What I Know
It’s been a while.
I didn’t fall off the edge of the earth or escape to Canada. I didn’t turn around and start hiking south or hop a plane to the Pacific Crest Trail. No, I’m home and I’ve been writing. I just haven’t been ready to share…until now.
I stood on Mt. Katahdin’s summit on August 19th, a perfect summer day framed by an electric blue sky and warm breeze. As I climbed onto the iconic wooden sign that marks the northern end of the trail, I was overwhelmed with raw emotion: extreme happiness, profound gratitude, and sadness. The tears came with abandon, the product of simultaneous joy and sorrow. “This,” I thought in that moment, “is what it feels like to truly be alive.”
As was expected, life has changed over the past few months. I sleep in a bed most nights and drink water from the tap without treating it. My knees don’t hurt anymore, and my toes are less tingly now (though some numbness continues to linger). When it’s time to go to work, I hop in my car and make the 30 mile commute in less than an hour. I can’t help but think about the fact that it would take me at least a day to travel those miles by foot. In fact, I think about the trail in reference to everything that I do now. It’s always with me, running through my mind, enveloping my heart, and filling my soul. Kind of like a friend I didn’t know I was missing.

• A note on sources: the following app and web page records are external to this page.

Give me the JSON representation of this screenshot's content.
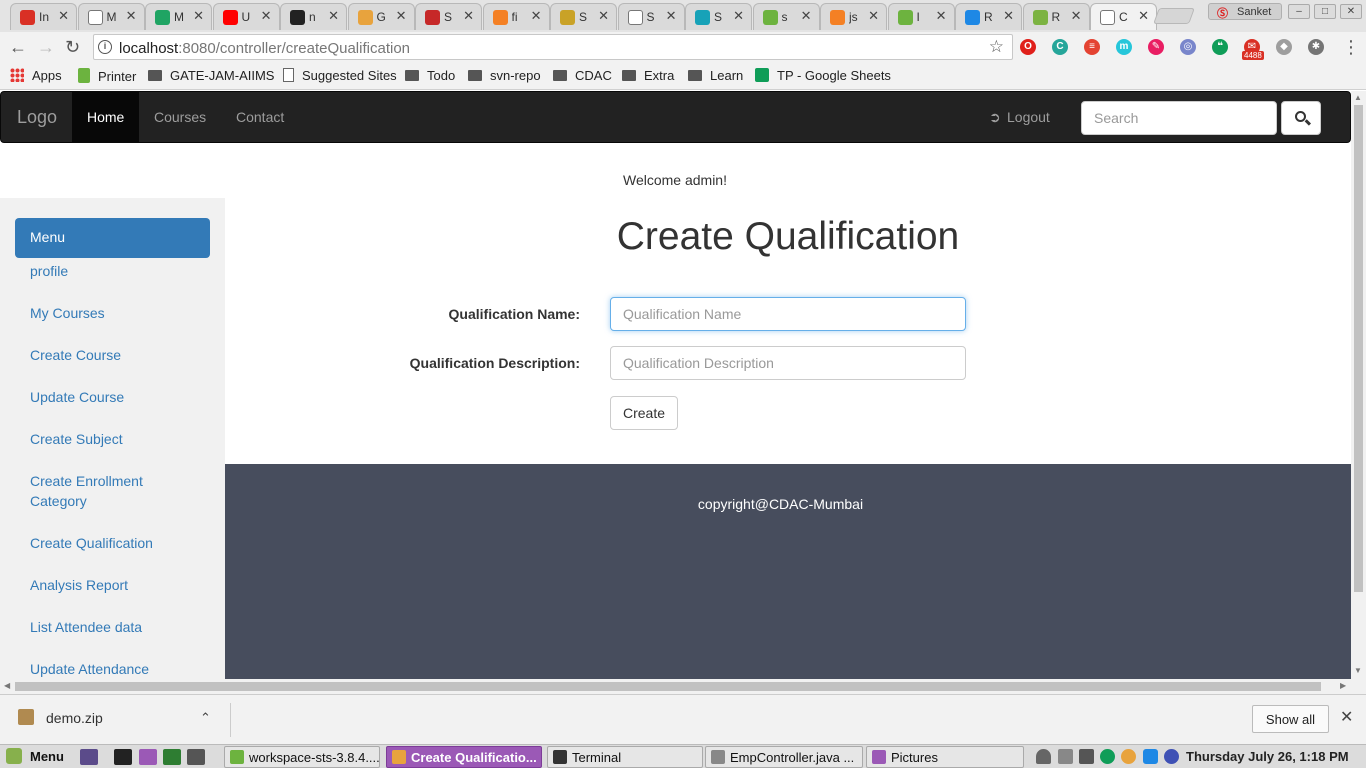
{
  "browser": {
    "tabs": [
      {
        "label": "In",
        "icon": "gmail-icon",
        "color": "#d93025"
      },
      {
        "label": "M",
        "icon": "page-icon",
        "color": "#ffffff"
      },
      {
        "label": "M",
        "icon": "drive-icon",
        "color": "#1fa463"
      },
      {
        "label": "U",
        "icon": "youtube-icon",
        "color": "#ff0000"
      },
      {
        "label": "n",
        "icon": "github-icon",
        "color": "#222222"
      },
      {
        "label": "G",
        "icon": "chrome-web-icon",
        "color": "#e8a33d"
      },
      {
        "label": "S",
        "icon": "javatpoint-icon",
        "color": "#c62828"
      },
      {
        "label": "fi",
        "icon": "stackoverflow-icon",
        "color": "#f48024"
      },
      {
        "label": "S",
        "icon": "udemy-icon",
        "color": "#c9a227"
      },
      {
        "label": "S",
        "icon": "page-icon",
        "color": "#ffffff"
      },
      {
        "label": "S",
        "icon": "bootstrap-icon",
        "color": "#17a2b8"
      },
      {
        "label": "s",
        "icon": "spring-icon",
        "color": "#6db33f"
      },
      {
        "label": "js",
        "icon": "stackoverflow-icon",
        "color": "#f48024"
      },
      {
        "label": "I",
        "icon": "spring-icon",
        "color": "#6db33f"
      },
      {
        "label": "R",
        "icon": "asp-icon",
        "color": "#1e88e5"
      },
      {
        "label": "R",
        "icon": "cube-icon",
        "color": "#7cb342"
      },
      {
        "label": "C",
        "icon": "page-icon",
        "color": "#ffffff",
        "active": true
      }
    ],
    "profile_name": "Sanket",
    "url_host": "localhost",
    "url_rest": ":8080/controller/createQualification",
    "extensions": [
      {
        "name": "opera-icon",
        "color": "#e0201b",
        "glyph": "O"
      },
      {
        "name": "c-extension-icon",
        "color": "#26a69a",
        "glyph": "C"
      },
      {
        "name": "todoist-icon",
        "color": "#e44332",
        "glyph": "≡"
      },
      {
        "name": "m-extension-icon",
        "color": "#26c6da",
        "glyph": "m"
      },
      {
        "name": "feather-icon",
        "color": "#e91e63",
        "glyph": "✎"
      },
      {
        "name": "compass-icon",
        "color": "#7986cb",
        "glyph": "◎"
      },
      {
        "name": "hangouts-icon",
        "color": "#0f9d58",
        "glyph": "❝"
      },
      {
        "name": "gmail-checker-icon",
        "color": "#d93025",
        "glyph": "✉"
      },
      {
        "name": "extension-grey-icon",
        "color": "#9e9e9e",
        "glyph": "◆"
      },
      {
        "name": "settings-extension-icon",
        "color": "#757575",
        "glyph": "✱"
      }
    ],
    "mail_badge": "4488",
    "bookmarks": [
      {
        "label": "Apps",
        "kind": "apps"
      },
      {
        "label": "Printer",
        "kind": "pr"
      },
      {
        "label": "GATE-JAM-AIIMS",
        "kind": "fold"
      },
      {
        "label": "Suggested Sites",
        "kind": "page"
      },
      {
        "label": "Todo",
        "kind": "fold"
      },
      {
        "label": "svn-repo",
        "kind": "fold"
      },
      {
        "label": "CDAC",
        "kind": "fold"
      },
      {
        "label": "Extra",
        "kind": "fold"
      },
      {
        "label": "Learn",
        "kind": "fold"
      },
      {
        "label": "TP - Google Sheets",
        "kind": "sheet"
      }
    ]
  },
  "navbar": {
    "brand": "Logo",
    "links": [
      "Home",
      "Courses",
      "Contact"
    ],
    "active": "Home",
    "logout": "Logout",
    "search_placeholder": "Search"
  },
  "welcome": "Welcome admin!",
  "sidebar": {
    "heading": "Menu",
    "items": [
      "profile",
      "My Courses",
      "Create Course",
      "Update Course",
      "Create Subject",
      "Create Enrollment Category",
      "Create Qualification",
      "Analysis Report",
      "List Attendee data",
      "Update Attendance"
    ]
  },
  "form": {
    "title": "Create Qualification",
    "name_label": "Qualification Name:",
    "name_placeholder": "Qualification Name",
    "desc_label": "Qualification Description:",
    "desc_placeholder": "Qualification Description",
    "submit": "Create"
  },
  "footer": {
    "copyright": "copyright@CDAC-Mumbai"
  },
  "downloads": {
    "file": "demo.zip",
    "show_all": "Show all"
  },
  "taskbar": {
    "menu": "Menu",
    "tasks": [
      {
        "label": "workspace-sts-3.8.4....",
        "icon": "sts-icon",
        "color": "#6db33f"
      },
      {
        "label": "Create Qualificatio...",
        "icon": "chrome-icon",
        "color": "#e8a33d",
        "active": true
      },
      {
        "label": "Terminal",
        "icon": "terminal-icon",
        "color": "#333333"
      },
      {
        "label": "EmpController.java ...",
        "icon": "editor-icon",
        "color": "#888888"
      },
      {
        "label": "Pictures",
        "icon": "folder-icon",
        "color": "#9b59b6"
      }
    ],
    "clock": "Thursday July 26,  1:18 PM"
  }
}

Things will never be the same. I will never be the same. I didn’t think I went to the trail to change, but maybe I did. Maybe I was ready to better myself. Ready to grow. Timing is a tricky thing, as is patience. I can now confidently say that this journey came to me at exactly the right time.
Once you’ve traveled to the top of the proverbial mountain, the world below is seen with different eyes. You descend with a clear lens, and suddenly you’re able to pick up the hundreds of shades of blue that paint a summer sky. You’re able to peer into the souls of others and realize that their hearts are full of love and simple goodness. You’re able to look yourself in the eye and see a person who, despite struggle and difficulty, took hold of her dream and brought it to life. There is good in this world and unbridled strength in each of us, and I found it on the Appalachian Trail.
I miss my life on the trail. I would be lying if I said this transition has been easy. No, it’s been really, really hard. But, so was hiking from Georgia to Maine. I did that, so I know I can get through this. Instead of simply checking a thru-hike off the list or classifying it as a “once in a lifetime experience”, I’m striving to find concrete ways to incorporate it into my daily life. Each day on the trail served as a lesson in living and in becoming the person I want to be. I’m confident that it will take my entire life to fully process this experience, but what a beautiful journey that will be. It seems that the literal journey, the hike, was just the beginning.
This is a slow process, the figuring-it-all-out. Three months removed, here’s what I know:
Let go of Ego.
Admittedly, it took me a couple of months to realize that the number of miles I hiked each day didn’t define me. The speed at which I covered those miles didn’t make me a better person. What really matters is how we make people feel. I want to be defined by my interactions with others. Maya Angelou said “I’ve learned that people will forget what you said, people will forget what you did, but people will never forget how you made them feel.” I’ve learned that my personal athletic achievements pale in comparison to the achievement of making someone feel good. On the trail, that was as simple as a smile or a brief conversation with a stranger. Every interaction counts.
Allow yourself to be vulnerable.
I learned that I don’t have to be strong all the time. It’s okay to cry and to be frustrated. I can be sad sometimes. Being on the trail gave me the space and time to work through things that I didn’t even realize were still hanging in the dark corners of my subconscious. It gave me the opportunity to find comfort in vulnerability and in open, honest conversations with others and with myself. It reminded me that rejection is painful, but regret is worse.
Don’t postpone joy.
Perhaps the most profound thing I learned is also the simplest. Tomorrow is too late; now is the time to seek joy. It’s there, and I felt it in ways that I still can’t quite articulate. “Content” will never be enough for me; I refuse to settle for anything less than “ECSTATIC”. Life is amazing, and I’m ready to celebrate it. Even when it’s hard.
At the root of it all is gratitude. For the people I met, for the mountains, for the rain, for the kindness of strangers, for the conversations, for the sunny days, for the Pop-tarts, for the rocks and roots that royally kicked my ass, for the ponds, for the Whippoorwills and the Loons, for the trail, for the journey, and for this life…I give thanks.
Until next time, peace be the journey.
This website contains affiliate links, which means The Trek may receive a percentage of any product or service you purchase using the links in the articles or advertisements. The buyer pays the same price as they would otherwise, and your purchase helps to support The Trek's ongoing goal to serve you quality backpacking advice and information. Thanks for your support!
To learn more, please visit the About This Site page.